2. Make learning fun.
If there is one thing this global crisis has proven, it’s that now is the time to think outside the box and get creative. People around the world are coming up with new, fun ways to connect with one another virtually and to stay safe while combating cabin fever. Your child’s education should be approached with the same level of resourcefulness, and the focus, especially with children who are struggling or losing interest, should be to keep the learning fun.
Luckily, there is an incredible wealth of online resources to help your child discover playful learning at home. Difficult subjects like math and reading can be turned into games or stories that your child can engage with as they learn, and many reputable organizations have endless options available at the click of a mouse.
For instance, PBS Kids has an online platform with games, challenges, and stories addressing everything from problem solving, to math, to science, to reading, to identifying and tackling emotions. Most of these are available on tablets as well, so your child can engage with them in a focused way in the learning space you’ve created for them at home.
Other outlets like GoNoodle approach virtual learning with a “whole child approach” to get kids engaged physically, academically, and socially/emotionally.
Additionally, resources such as BrainPOP cover a wide variety of topics from STEM to Arts & Music, and break topics into engaging games, movies, quizzes, worksheets and interactive challenges.
Parents should also look to one of their most valuable resources—other parents—when searching for methods to make learning fun for their children. Facebook parent groups have turned into a font of shared knowledge as to how to survive this period of isolation, and even news outlets like HuffPost and CNN have found a way to connect families around the globe, enabling them to share tips, tricks, resources, and lend a supportive ear.
Keeping track of and managing your child’s virtual education can seem like a daunting task, but in 2020, it’s clear that we are all in this together, and with the wealth of resources at our fingertips, there are options for everyone.
3. Partner with educators.
When it comes to keeping young learners on track and engaged with their education in this time of uncertainty, parents should remember to utilize their best possible resource— their child’s teachers.
Keeping the lines of communication open with your child’s educators is the first step in ensuring your child’s educational success at home, and this time of such change requires home and school to work more closely together than ever. Parents should utilize the resources their school has made available to them and share any specific concerns or questions about their family’s needs regarding remote learning.

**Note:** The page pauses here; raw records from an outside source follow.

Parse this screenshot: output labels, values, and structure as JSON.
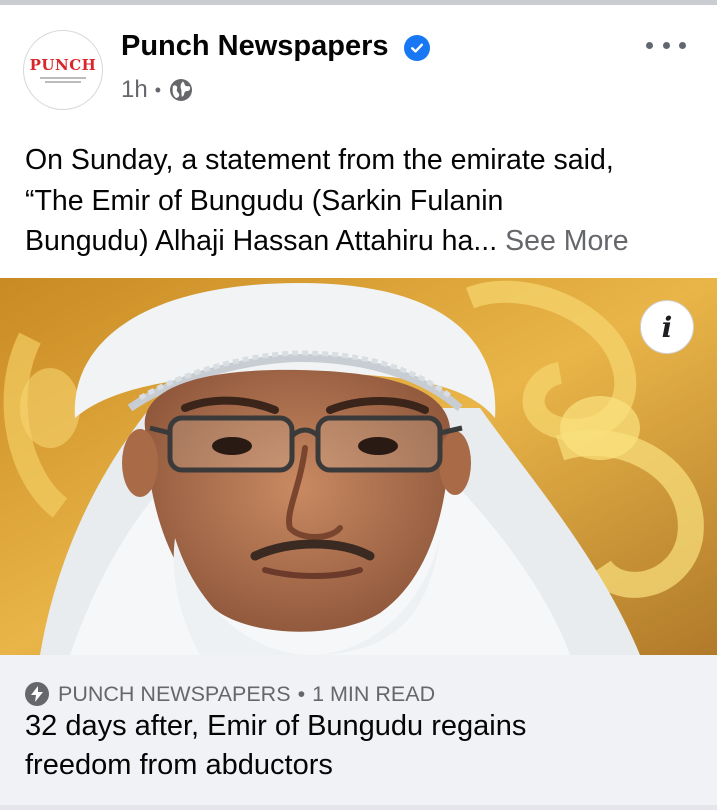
{
  "post": {
    "page_name": "Punch Newspapers",
    "avatar_text": "PUNCH",
    "time": "1h",
    "separator": "•",
    "privacy_icon": "globe-icon",
    "verified_icon": "verified-badge-icon",
    "menu_icon": "more-options-icon",
    "text_line1": "On Sunday, a statement from the emirate said,",
    "text_line2": "“The Emir of Bungudu (Sarkin Fulanin",
    "text_line3": "Bungudu) Alhaji Hassan Attahiru ha...",
    "see_more": "See More"
  },
  "image": {
    "info_label": "i"
  },
  "link_preview": {
    "source": "PUNCH NEWSPAPERS",
    "separator": "•",
    "read_time": "1 MIN READ",
    "title_line1": "32 days after, Emir of Bungudu regains",
    "title_line2": "freedom from abductors",
    "source_icon": "lightning-bolt-icon"
  },
  "colors": {
    "verified_blue": "#1877f2",
    "punch_red": "#d9262c",
    "secondary_text": "#65676b",
    "link_box_bg": "#f0f2f5"
  }
}
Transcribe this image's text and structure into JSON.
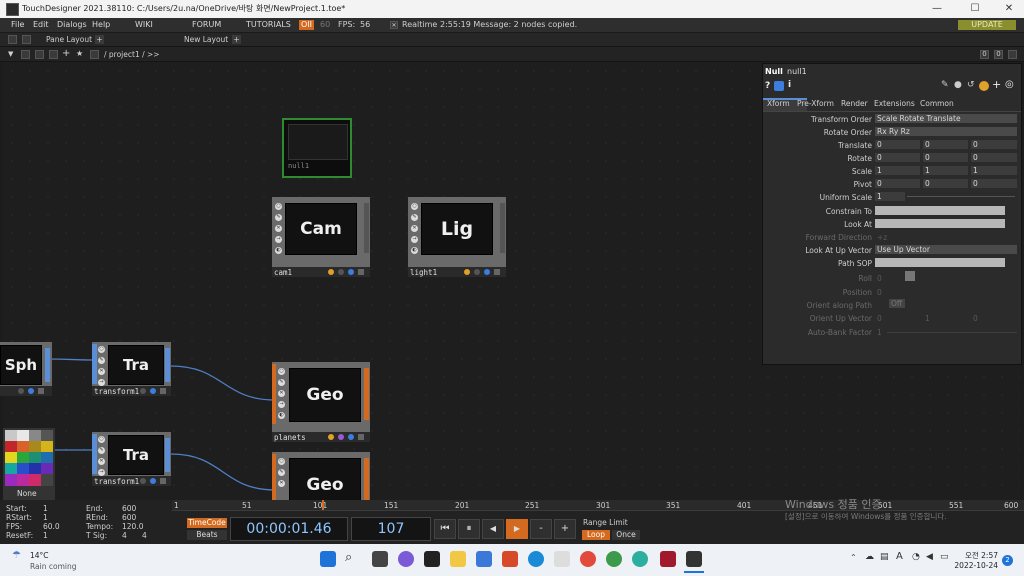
{
  "window": {
    "title": "TouchDesigner 2021.38110: C:/Users/2u.na/OneDrive/바탕 화면/NewProject.1.toe*"
  },
  "menu": {
    "items": [
      "File",
      "Edit",
      "Dialogs",
      "Help",
      "WIKI",
      "FORUM",
      "TUTORIALS"
    ],
    "oi": "OII",
    "fps_a": "60",
    "fps_label": "FPS:",
    "fps_value": "56",
    "realtime": "Realtime",
    "message": "2:55:19 Message: 2 nodes copied.",
    "update": "UPDATE"
  },
  "panebar": {
    "pane_layout": "Pane Layout",
    "new_layout": "New Layout",
    "plus": "+"
  },
  "pathbar": {
    "path": "/ project1 / >>",
    "right_a": "0",
    "right_b": "0"
  },
  "nodes": {
    "null_name": "null1",
    "cam_title": "Cam",
    "cam_name": "cam1",
    "light_title": "Lig",
    "light_name": "light1",
    "sph_title": "Sph",
    "tra1_title": "Tra",
    "tra1_name": "transform1",
    "geo1_title": "Geo",
    "geo1_name": "planets",
    "tra2_title": "Tra",
    "tra2_name": "transform1",
    "geo2_title": "Geo",
    "none_label": "None"
  },
  "params": {
    "type": "Null",
    "name": "null1",
    "tabs": [
      "Xform",
      "Pre-Xform",
      "Render",
      "Extensions",
      "Common"
    ],
    "rows": [
      {
        "label": "Transform Order",
        "value": "Scale Rotate Translate"
      },
      {
        "label": "Rotate Order",
        "value": "Rx Ry Rz"
      },
      {
        "label": "Translate",
        "v1": "0",
        "v2": "0",
        "v3": "0"
      },
      {
        "label": "Rotate",
        "v1": "0",
        "v2": "0",
        "v3": "0"
      },
      {
        "label": "Scale",
        "v1": "1",
        "v2": "1",
        "v3": "1"
      },
      {
        "label": "Pivot",
        "v1": "0",
        "v2": "0",
        "v3": "0"
      },
      {
        "label": "Uniform Scale",
        "value": "1"
      },
      {
        "label": "Constrain To"
      },
      {
        "label": "Look At"
      },
      {
        "label": "Forward Direction",
        "value": "+z"
      },
      {
        "label": "Look At Up Vector",
        "value": "Use Up Vector"
      },
      {
        "label": "Path SOP"
      },
      {
        "label": "Roll",
        "value": "0"
      },
      {
        "label": "Position",
        "value": "0"
      },
      {
        "label": "Orient along Path",
        "value": "Off"
      },
      {
        "label": "Orient Up Vector",
        "v1": "0",
        "v2": "1",
        "v3": "0"
      },
      {
        "label": "Auto-Bank Factor",
        "value": "1"
      }
    ]
  },
  "timeline": {
    "start_l": "Start:",
    "start_v": "1",
    "rstart_l": "RStart:",
    "rstart_v": "1",
    "fps_l": "FPS:",
    "fps_v": "60.0",
    "resetf_l": "ResetF:",
    "resetf_v": "1",
    "end_l": "End:",
    "end_v": "600",
    "rend_l": "REnd:",
    "rend_v": "600",
    "tempo_l": "Tempo:",
    "tempo_v": "120.0",
    "tsig_l": "T Sig:",
    "tsig_a": "4",
    "tsig_b": "4",
    "timecode": "TimeCode",
    "beats": "Beats",
    "time": "00:00:01.46",
    "frame": "107",
    "range_limit": "Range Limit",
    "loop": "Loop",
    "once": "Once",
    "ruler": [
      "1",
      "51",
      "101",
      "151",
      "201",
      "251",
      "301",
      "351",
      "401",
      "451",
      "501",
      "551",
      "600"
    ],
    "watermark_1": "Windows 정품 인증",
    "watermark_2": "[설정]으로 이동하여 Windows를 정품 인증합니다."
  },
  "taskbar": {
    "temp": "14°C",
    "weather": "Rain coming",
    "ime": "A",
    "clock_time": "오전 2:57",
    "clock_date": "2022-10-24",
    "badge": "2"
  },
  "colors": {
    "accent_orange": "#d46a1f",
    "node_green": "#2e8b2e",
    "param_blue": "#5a8ed6"
  }
}
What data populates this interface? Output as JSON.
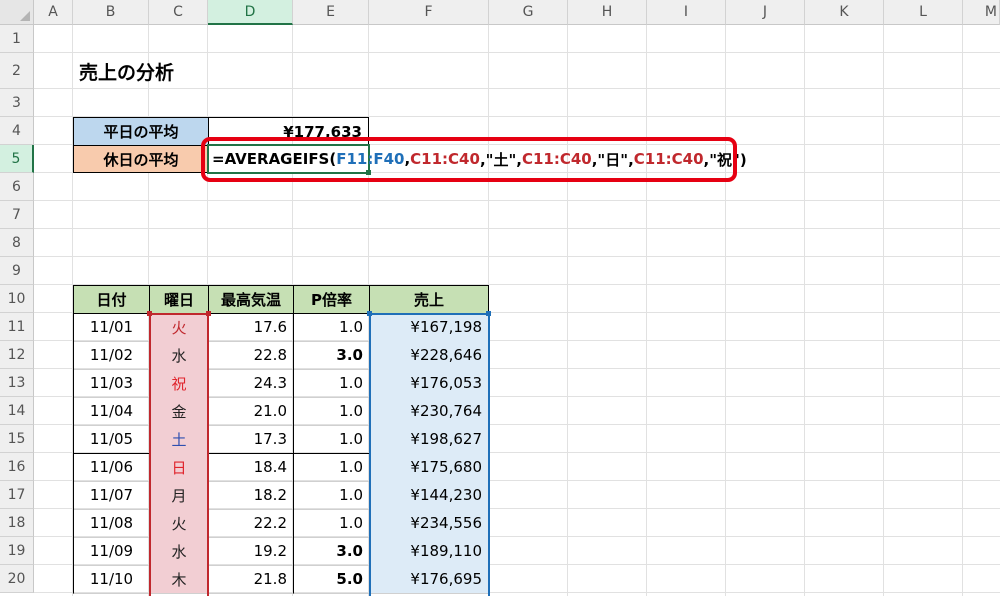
{
  "columns": [
    "A",
    "B",
    "C",
    "D",
    "E",
    "F",
    "G",
    "H",
    "I",
    "J",
    "K",
    "L",
    "M"
  ],
  "rows": [
    "1",
    "2",
    "3",
    "4",
    "5",
    "6",
    "7",
    "8",
    "9",
    "10",
    "11",
    "12",
    "13",
    "14",
    "15",
    "16",
    "17",
    "18",
    "19",
    "20"
  ],
  "title": "売上の分析",
  "summary": {
    "weekday_label": "平日の平均",
    "weekday_value": "¥177,633",
    "holiday_label": "休日の平均"
  },
  "formula": {
    "prefix": "=AVERAGEIFS(",
    "arg1": "F11:F40",
    "comma1": ",",
    "arg2": "C11:C40",
    "text2": ",\"土\",",
    "arg3": "C11:C40",
    "text3": ",\"日\",",
    "arg4": "C11:C40",
    "text4": ",\"祝\")"
  },
  "table": {
    "headers": [
      "日付",
      "曜日",
      "最高気温",
      "P倍率",
      "売上"
    ],
    "rows": [
      {
        "date": "11/01",
        "day": "火",
        "temp": "17.6",
        "p": "1.0",
        "sales": "¥167,198",
        "day_color": "#c0282d",
        "p_bold": false
      },
      {
        "date": "11/02",
        "day": "水",
        "temp": "22.8",
        "p": "3.0",
        "sales": "¥228,646",
        "day_color": "#222222",
        "p_bold": true
      },
      {
        "date": "11/03",
        "day": "祝",
        "temp": "24.3",
        "p": "1.0",
        "sales": "¥176,053",
        "day_color": "#e0242c",
        "p_bold": false
      },
      {
        "date": "11/04",
        "day": "金",
        "temp": "21.0",
        "p": "1.0",
        "sales": "¥230,764",
        "day_color": "#222222",
        "p_bold": false
      },
      {
        "date": "11/05",
        "day": "土",
        "temp": "17.3",
        "p": "1.0",
        "sales": "¥198,627",
        "day_color": "#2f4fb0",
        "p_bold": false
      },
      {
        "date": "11/06",
        "day": "日",
        "temp": "18.4",
        "p": "1.0",
        "sales": "¥175,680",
        "day_color": "#e0242c",
        "p_bold": false
      },
      {
        "date": "11/07",
        "day": "月",
        "temp": "18.2",
        "p": "1.0",
        "sales": "¥144,230",
        "day_color": "#222222",
        "p_bold": false
      },
      {
        "date": "11/08",
        "day": "火",
        "temp": "22.2",
        "p": "1.0",
        "sales": "¥234,556",
        "day_color": "#222222",
        "p_bold": false
      },
      {
        "date": "11/09",
        "day": "水",
        "temp": "19.2",
        "p": "3.0",
        "sales": "¥189,110",
        "day_color": "#222222",
        "p_bold": true
      },
      {
        "date": "11/10",
        "day": "木",
        "temp": "21.8",
        "p": "5.0",
        "sales": "¥176,695",
        "day_color": "#222222",
        "p_bold": true
      }
    ]
  },
  "colors": {
    "label_blue": "#bdd7ee",
    "label_orange": "#f8cbad",
    "header_green": "#c6e0b4",
    "day_pink": "#f2ced3",
    "sales_blue": "#ddebf7",
    "highlight_red": "#e60012",
    "excel_green": "#217346"
  }
}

While online resources are a great, versatile tool for parents to have in their belt, it's also important to keep things simple. At the end of the day, families should remember the value of “simplicity”, and allow their children to engage in the same playful, active discovery and learning that they participate in at school.
For instance, children should be encouraged to get outside and discover nature whenever possible. They should engage with the world around them, take walks, stay active, and be creative in their time connecting with their community from a safe distance. Some of the greatest moments of learning and growth come from the simplicity of engaging with the world around them.
Making the Most of Remote Learning
While this time of flux and frightening uncertainty has proven emotionally and mentally taxing for students and parents alike, at the end of the day, families should remember that as long as their children are staying safe, healthy, and finding ways to connect with the world around them from the safety of their homes, they are learning.
And with the stellar resources available online, within their community, and within their children’s schools and educators, parents should remember that they are part of a larger community, embarking on a difficult journey together.